───── GIVEN INFORMATION
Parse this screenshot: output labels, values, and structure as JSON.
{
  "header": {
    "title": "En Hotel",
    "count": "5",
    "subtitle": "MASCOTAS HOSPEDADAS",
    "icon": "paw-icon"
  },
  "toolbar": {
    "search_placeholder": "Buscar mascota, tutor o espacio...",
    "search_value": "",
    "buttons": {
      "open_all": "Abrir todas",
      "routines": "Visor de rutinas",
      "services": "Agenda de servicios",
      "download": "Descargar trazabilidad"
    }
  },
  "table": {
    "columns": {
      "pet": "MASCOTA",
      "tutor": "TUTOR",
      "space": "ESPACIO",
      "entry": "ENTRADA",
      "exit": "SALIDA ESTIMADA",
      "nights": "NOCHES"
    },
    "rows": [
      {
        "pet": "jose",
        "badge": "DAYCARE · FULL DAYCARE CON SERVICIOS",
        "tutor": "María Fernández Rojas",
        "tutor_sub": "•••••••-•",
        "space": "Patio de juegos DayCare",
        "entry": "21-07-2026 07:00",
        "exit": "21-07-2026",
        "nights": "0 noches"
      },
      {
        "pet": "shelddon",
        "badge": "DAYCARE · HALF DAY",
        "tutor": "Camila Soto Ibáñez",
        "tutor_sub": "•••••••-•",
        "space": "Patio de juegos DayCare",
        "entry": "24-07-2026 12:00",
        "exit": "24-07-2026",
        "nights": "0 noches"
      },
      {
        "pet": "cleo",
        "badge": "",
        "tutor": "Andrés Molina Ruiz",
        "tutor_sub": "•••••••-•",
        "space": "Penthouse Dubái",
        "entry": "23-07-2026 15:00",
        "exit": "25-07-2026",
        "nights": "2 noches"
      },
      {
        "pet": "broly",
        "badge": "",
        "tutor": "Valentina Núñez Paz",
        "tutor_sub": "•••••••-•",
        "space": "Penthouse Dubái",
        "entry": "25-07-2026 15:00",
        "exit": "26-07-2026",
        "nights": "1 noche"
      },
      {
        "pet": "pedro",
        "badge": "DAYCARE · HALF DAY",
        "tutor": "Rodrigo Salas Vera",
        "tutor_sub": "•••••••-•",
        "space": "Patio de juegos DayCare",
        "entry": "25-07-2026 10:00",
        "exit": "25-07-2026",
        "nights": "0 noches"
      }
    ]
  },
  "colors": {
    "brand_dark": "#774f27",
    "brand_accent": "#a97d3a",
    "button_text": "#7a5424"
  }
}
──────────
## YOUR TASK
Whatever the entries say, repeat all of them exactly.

## RESPONSE TO THIS TASK
Parse this screenshot: output labels, values, and structure as JSON.
{
  "header": {
    "title": "En Hotel",
    "count": "5",
    "subtitle": "MASCOTAS HOSPEDADAS",
    "icon": "paw-icon"
  },
  "toolbar": {
    "search_placeholder": "Buscar mascota, tutor o espacio...",
    "search_value": "",
    "buttons": {
      "open_all": "Abrir todas",
      "routines": "Visor de rutinas",
      "services": "Agenda de servicios",
      "download": "Descargar trazabilidad"
    }
  },
  "table": {
    "columns": {
      "pet": "MASCOTA",
      "tutor": "TUTOR",
      "space": "ESPACIO",
      "entry": "ENTRADA",
      "exit": "SALIDA ESTIMADA",
      "nights": "NOCHES"
    },
    "rows": [
      {
        "pet": "jose",
        "badge": "DAYCARE · FULL DAYCARE CON SERVICIOS",
        "tutor": "María Fernández Rojas",
        "tutor_sub": "•••••••-•",
        "space": "Patio de juegos DayCare",
        "entry": "21-07-2026 07:00",
        "exit": "21-07-2026",
        "nights": "0 noches"
      },
      {
        "pet": "shelddon",
        "badge": "DAYCARE · HALF DAY",
        "tutor": "Camila Soto Ibáñez",
        "tutor_sub": "•••••••-•",
        "space": "Patio de juegos DayCare",
        "entry": "24-07-2026 12:00",
        "exit": "24-07-2026",
        "nights": "0 noches"
      },
      {
        "pet": "cleo",
        "badge": "",
        "tutor": "Andrés Molina Ruiz",
        "tutor_sub": "•••••••-•",
        "space": "Penthouse Dubái",
        "entry": "23-07-2026 15:00",
        "exit": "25-07-2026",
        "nights": "2 noches"
      },
      {
        "pet": "broly",
        "badge": "",
        "tutor": "Valentina Núñez Paz",
        "tutor_sub": "•••••••-•",
        "space": "Penthouse Dubái",
        "entry": "25-07-2026 15:00",
        "exit": "26-07-2026",
        "nights": "1 noche"
      },
      {
        "pet": "pedro",
        "badge": "DAYCARE · HALF DAY",
        "tutor": "Rodrigo Salas Vera",
        "tutor_sub": "•••••••-•",
        "space": "Patio de juegos DayCare",
        "entry": "25-07-2026 10:00",
        "exit": "25-07-2026",
        "nights": "0 noches"
      }
    ]
  },
  "colors": {
    "brand_dark": "#774f27",
    "brand_accent": "#a97d3a",
    "button_text": "#7a5424"
  }
}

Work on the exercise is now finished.